The International Monetary Fund signaled Thursday it could release $1.7 billion in bailout funds next week to Ukraine as the country reels from civil war and seeks private-sector debt relief.
The IMF executive board is tentatively scheduled to meet on July 31 to decide on the second disbursement of the country's four-year support package, said Fund spokesman Gerry Rice.
Approval of the payout is "possible provided our usual conditions are met," Rice said at a regularly scheduled news conference.
In early July, the IMF said that the second disbursement would come after completion of certain, unspecified actions and in conditions that would allow IMF staff to assess whether Ukraine's public debt is sustainable "with high probability".
The IMF awarded Ukraine a four-year, $17.5 billion support program in March as its economy neared collapse after more than a year of civil war; an initial $5 billion was released.
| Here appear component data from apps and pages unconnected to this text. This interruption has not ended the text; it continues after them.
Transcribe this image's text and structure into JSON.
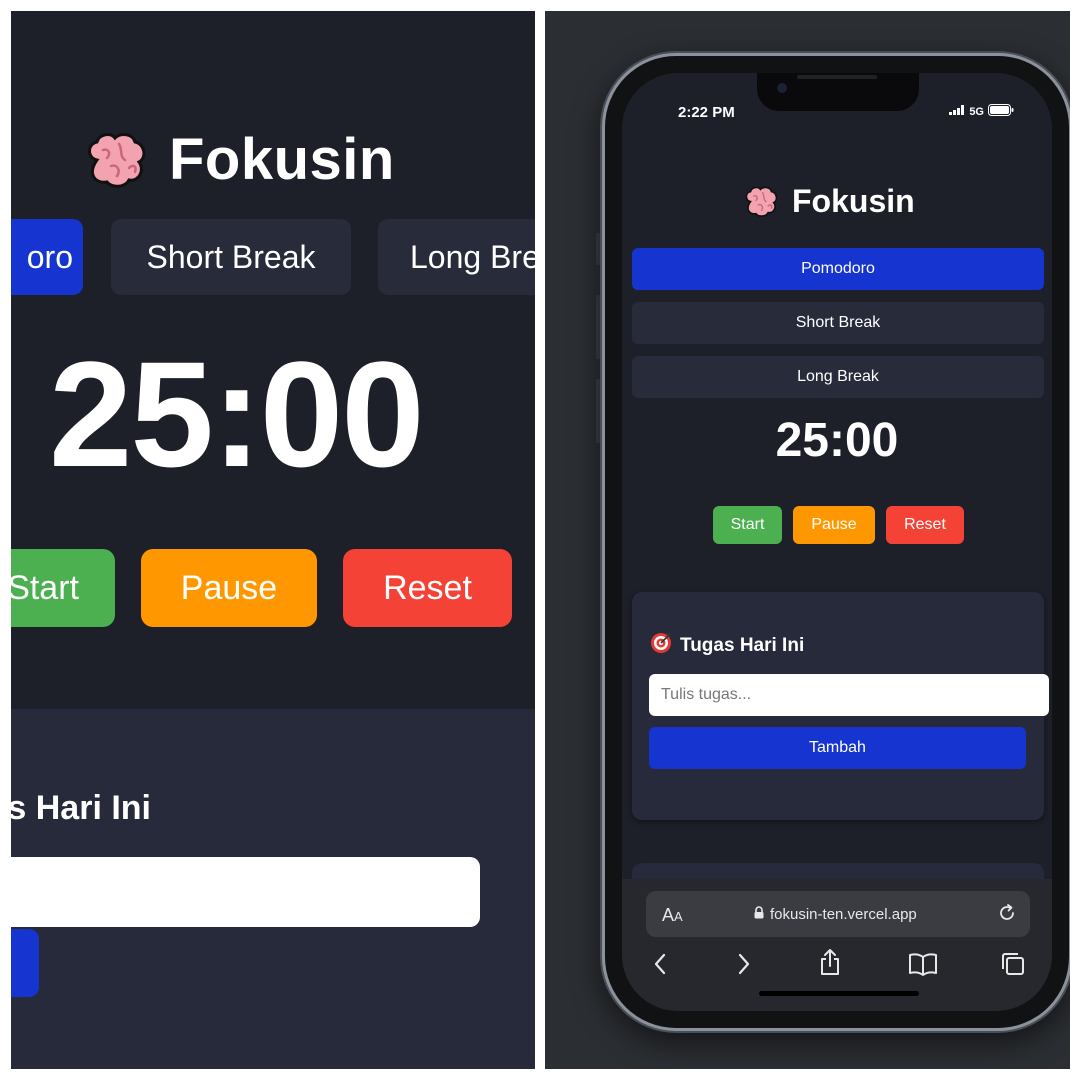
{
  "app": {
    "brand_emoji": "brain-icon",
    "title": "Fokusin"
  },
  "modes": {
    "pomodoro_full": "Pomodoro",
    "pomodoro_cropped": "oro",
    "short": "Short Break",
    "long_full": "Long Break",
    "long_cropped": "Long Bre"
  },
  "timer": "25:00",
  "controls": {
    "start_full": "Start",
    "start_cropped": "Start",
    "pause": "Pause",
    "reset": "Reset"
  },
  "tasks": {
    "title": "Tugas Hari Ini",
    "title_cropped": "s Hari Ini",
    "input_placeholder": "Tulis tugas...",
    "input_placeholder_cropped": "as...",
    "add_label": "Tambah"
  },
  "phone": {
    "time": "2:22 PM",
    "network": "5G",
    "url": "fokusin-ten.vercel.app",
    "text_size_label": "AA"
  },
  "colors": {
    "background": "#1d1f29",
    "card": "#262a3a",
    "accent_blue": "#1634cf",
    "start_green": "#4caf50",
    "pause_orange": "#ff9800",
    "reset_red": "#f44336"
  }
}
The Washington-based institution, with 188 member nations, originally conditioned its aid program on the country achieving a deal with private creditors that would reduce its debt payment burden by $15.3 billion over the coming four years.
Kiev has sought a write-off of some of the debt but the Ad Hoc Committee of Ukraine's Bondholders -- mainly four US investment and hedge funds -- say that lengthening the payment period on the debt would be enough to achieve the goals.
"The authorities and the ad hoc creditors committee have been making good progress in their discussions," Rice said, although no formal agreement has been reached.
"Further progress is expected by July 31," Rice said.
The IMF spokesman meanwhile warned that Kiev should "avoid policy reversals" on reforms demanded by the IMF in exchange for the bailout.
Asked about the IMF's seeming easier bailout approach with Ukraine compared with its hard line on Greece, Rice noted that they were "two very different countries -- very different set of circumstances".
"The government there (Ukraine) has made a commitment, they've been implementing reforms, there's been a lot of progress there," he said.